Fatty acid composition of mature human milk of rural and urban black South African mothers was determined by gas-liquid chromatography. Rural mothers consumed traditional diets low in animal protein and fat, and high in carbohydrate and fibre. Urban mothers consumed more varied, partially westernized diets, and two-thirds were overweight. Plasma cholesterol concentrations were significantly lower in the rural group (3.64 vs 4.75 mmol/l, P less than 0.01). Milk of rural mothers contained significantly higher percentages of C10:0, C12:0, and total saturated fatty acids. Fatty acids C8:0-C14:0 synthesized de novo in the mammary gland were substantially higher in the milk of the rural mothers (24.7 vs 15.9 per cent). Conversely, the milk of the urban group contained higher percentages of monounsaturated fatty acids, 18:3 omega 3 and 20:2 omega 6. The ratio of polyunsaturated to saturated fatty acids in rural samples was 0.36 +/- 0.13 compared to 0.41 +/- 0.15 in urban samples (P greater than 0.1). It is concluded that maternal dietary intake significantly affects milk composition, as demonstrated by the high percentages of fatty acids synthesized de novo in the mammary gland of rural mothers habituated to low-fat, high-carbohydrate intakes.

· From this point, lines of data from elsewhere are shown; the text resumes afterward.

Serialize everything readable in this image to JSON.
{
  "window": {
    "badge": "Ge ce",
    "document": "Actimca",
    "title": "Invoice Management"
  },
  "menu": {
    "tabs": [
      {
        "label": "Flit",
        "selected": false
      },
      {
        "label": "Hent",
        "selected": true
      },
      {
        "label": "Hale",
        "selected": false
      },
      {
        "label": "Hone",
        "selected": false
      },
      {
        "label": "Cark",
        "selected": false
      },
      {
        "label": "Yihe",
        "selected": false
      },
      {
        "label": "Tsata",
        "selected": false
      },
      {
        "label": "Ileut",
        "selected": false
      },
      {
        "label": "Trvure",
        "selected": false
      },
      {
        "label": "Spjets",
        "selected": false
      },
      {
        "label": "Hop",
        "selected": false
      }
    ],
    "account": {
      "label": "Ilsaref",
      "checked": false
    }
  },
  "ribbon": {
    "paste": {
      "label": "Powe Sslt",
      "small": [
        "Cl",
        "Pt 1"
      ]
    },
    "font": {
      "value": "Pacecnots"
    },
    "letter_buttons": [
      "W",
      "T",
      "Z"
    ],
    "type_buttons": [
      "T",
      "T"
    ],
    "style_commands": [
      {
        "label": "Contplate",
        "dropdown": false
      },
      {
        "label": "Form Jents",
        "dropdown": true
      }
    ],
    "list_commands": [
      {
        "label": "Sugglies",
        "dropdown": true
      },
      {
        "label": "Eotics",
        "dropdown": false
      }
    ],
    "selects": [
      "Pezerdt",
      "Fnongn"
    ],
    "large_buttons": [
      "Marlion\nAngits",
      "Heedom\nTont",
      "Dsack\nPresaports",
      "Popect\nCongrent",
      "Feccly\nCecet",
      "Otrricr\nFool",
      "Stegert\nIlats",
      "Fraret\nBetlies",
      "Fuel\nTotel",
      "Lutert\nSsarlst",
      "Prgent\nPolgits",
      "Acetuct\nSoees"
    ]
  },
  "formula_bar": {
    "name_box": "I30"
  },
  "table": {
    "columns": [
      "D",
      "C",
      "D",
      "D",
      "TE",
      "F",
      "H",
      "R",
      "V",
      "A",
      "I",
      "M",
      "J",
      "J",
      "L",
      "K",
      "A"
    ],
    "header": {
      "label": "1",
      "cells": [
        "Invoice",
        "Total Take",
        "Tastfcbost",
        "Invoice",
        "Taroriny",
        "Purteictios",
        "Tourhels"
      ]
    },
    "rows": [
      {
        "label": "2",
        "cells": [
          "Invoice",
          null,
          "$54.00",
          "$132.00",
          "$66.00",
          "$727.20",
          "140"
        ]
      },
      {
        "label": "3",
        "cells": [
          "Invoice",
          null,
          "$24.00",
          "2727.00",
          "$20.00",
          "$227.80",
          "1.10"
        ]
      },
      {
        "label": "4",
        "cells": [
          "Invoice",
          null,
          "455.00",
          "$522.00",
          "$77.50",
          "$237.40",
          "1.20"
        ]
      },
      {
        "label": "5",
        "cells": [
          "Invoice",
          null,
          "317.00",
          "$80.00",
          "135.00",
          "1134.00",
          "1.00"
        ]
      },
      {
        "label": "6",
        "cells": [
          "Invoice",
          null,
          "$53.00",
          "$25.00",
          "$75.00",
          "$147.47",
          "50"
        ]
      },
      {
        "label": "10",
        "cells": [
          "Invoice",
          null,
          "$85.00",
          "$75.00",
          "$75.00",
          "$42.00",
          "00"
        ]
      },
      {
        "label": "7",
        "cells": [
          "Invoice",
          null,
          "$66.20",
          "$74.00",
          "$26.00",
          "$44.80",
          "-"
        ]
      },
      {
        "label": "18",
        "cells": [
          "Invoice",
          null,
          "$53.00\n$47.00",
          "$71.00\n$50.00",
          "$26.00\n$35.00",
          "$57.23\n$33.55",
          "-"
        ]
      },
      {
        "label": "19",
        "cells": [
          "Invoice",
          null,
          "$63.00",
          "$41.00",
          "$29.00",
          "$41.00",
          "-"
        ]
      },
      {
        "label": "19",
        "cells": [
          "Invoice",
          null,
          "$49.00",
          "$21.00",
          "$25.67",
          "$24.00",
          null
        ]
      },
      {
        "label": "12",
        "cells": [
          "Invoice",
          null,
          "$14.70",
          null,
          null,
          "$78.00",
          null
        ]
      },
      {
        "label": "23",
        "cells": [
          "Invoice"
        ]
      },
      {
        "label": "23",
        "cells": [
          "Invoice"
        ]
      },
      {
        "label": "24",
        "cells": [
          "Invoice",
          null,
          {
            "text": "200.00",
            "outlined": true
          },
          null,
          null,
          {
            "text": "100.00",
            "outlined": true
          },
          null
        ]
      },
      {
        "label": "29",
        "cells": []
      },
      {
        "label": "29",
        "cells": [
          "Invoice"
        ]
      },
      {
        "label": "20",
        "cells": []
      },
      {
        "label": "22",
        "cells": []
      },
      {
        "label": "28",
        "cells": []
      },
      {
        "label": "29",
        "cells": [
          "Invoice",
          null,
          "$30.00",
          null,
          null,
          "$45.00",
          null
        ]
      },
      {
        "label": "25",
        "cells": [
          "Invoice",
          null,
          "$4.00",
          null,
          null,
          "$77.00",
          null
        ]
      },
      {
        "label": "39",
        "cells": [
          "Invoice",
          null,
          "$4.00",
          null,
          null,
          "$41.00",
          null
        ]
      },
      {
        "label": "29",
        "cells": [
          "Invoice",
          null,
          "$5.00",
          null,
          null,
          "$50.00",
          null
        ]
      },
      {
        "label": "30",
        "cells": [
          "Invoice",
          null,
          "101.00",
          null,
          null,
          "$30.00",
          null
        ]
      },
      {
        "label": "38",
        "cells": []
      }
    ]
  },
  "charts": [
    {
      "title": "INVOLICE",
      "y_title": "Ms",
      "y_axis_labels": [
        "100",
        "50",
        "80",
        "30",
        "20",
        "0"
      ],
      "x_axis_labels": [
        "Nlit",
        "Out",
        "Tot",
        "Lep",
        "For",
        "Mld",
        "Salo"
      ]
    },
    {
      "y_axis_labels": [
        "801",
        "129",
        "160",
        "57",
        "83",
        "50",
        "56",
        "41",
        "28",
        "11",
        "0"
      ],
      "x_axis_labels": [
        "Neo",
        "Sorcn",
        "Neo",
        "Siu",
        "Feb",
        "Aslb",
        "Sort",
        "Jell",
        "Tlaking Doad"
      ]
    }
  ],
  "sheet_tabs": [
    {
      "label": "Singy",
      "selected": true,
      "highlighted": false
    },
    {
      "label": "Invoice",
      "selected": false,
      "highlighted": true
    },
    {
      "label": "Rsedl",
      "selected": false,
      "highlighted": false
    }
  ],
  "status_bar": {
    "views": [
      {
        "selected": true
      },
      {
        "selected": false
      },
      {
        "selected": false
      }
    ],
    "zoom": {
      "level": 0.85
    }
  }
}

Authors+Show Affiliations

Department of Haematology, School of Pathology, South African Institute for Medical Research, Johannesburg.No affiliation info availableNo affiliation info available

Pub Type(s)

Journal Article
Research Support, Non-U.S. Gov't

Language

eng

PubMed ID

3383825

Citation

van der Westhuyzen, J, et al. "Fatty Acid Composition of Human Milk From South African Black Mothers Consuming a Traditional Maize Diet." European Journal of Clinical Nutrition, vol. 42, no. 3, 1988, pp. 213-20.
van der Westhuyzen J, Chetty N, Atkinson PM. Fatty acid composition of human milk from South African black mothers consuming a traditional maize diet. Eur J Clin Nutr. 1988;42(3):213-20.
van der Westhuyzen, J., Chetty, N., & Atkinson, P. M. (1988). Fatty acid composition of human milk from South African black mothers consuming a traditional maize diet. European Journal of Clinical Nutrition, 42(3), 213-20.
van der Westhuyzen J, Chetty N, Atkinson PM. Fatty Acid Composition of Human Milk From South African Black Mothers Consuming a Traditional Maize Diet. Eur J Clin Nutr. 1988;42(3):213-20. PubMed PMID: 3383825.
* Article titles in AMA citation format should be in sentence-case
TY - JOUR T1 - Fatty acid composition of human milk from South African black mothers consuming a traditional maize diet. AU - van der Westhuyzen,J, AU - Chetty,N, AU - Atkinson,P M, PY - 1988/3/1/pubmed PY - 1988/3/1/medline PY - 1988/3/1/entrez SP - 213 EP - 20 JF - European journal of clinical nutrition JO - Eur J Clin Nutr VL - 42 IS - 3 N2 - Fatty acid composition of mature human milk of rural and urban black South African mothers was determined by gas-liquid chromatography. Rural mothers consumed traditional diets low in animal protein and fat, and high in carbohydrate and fibre. Urban mothers consumed more varied, partially westernized diets, and two-thirds were overweight. Plasma cholesterol concentrations were significantly lower in the rural group (3.64 vs 4.75 mmol/l, P less than 0.01). Milk of rural mothers contained significantly higher percentages of C10:0, C12:0, and total saturated fatty acids. Fatty acids C8:0-C14:0 synthesized de novo in the mammary gland were substantially higher in the milk of the rural mothers (24.7 vs 15.9 per cent). Conversely, the milk of the urban group contained higher percentages of monounsaturated fatty acids, 18:3 omega 3 and 20:2 omega 6. The ratio of polyunsaturated to saturated fatty acids in rural samples was 0.36 +/- 0.13 compared to 0.41 +/- 0.15 in urban samples (P greater than 0.1). It is concluded that maternal dietary intake significantly affects milk composition, as demonstrated by the high percentages of fatty acids synthesized de novo in the mammary gland of rural mothers habituated to low-fat, high-carbohydrate intakes. SN - 0954-3007 UR - https://www.unboundmedicine.com/medline/citation/3383825/Fatty_acid_composition_of_human_milk_from_South_African_black_mothers_consuming_a_traditional_maize_diet_ DB - PRIME DP - Unbound Medicine ER -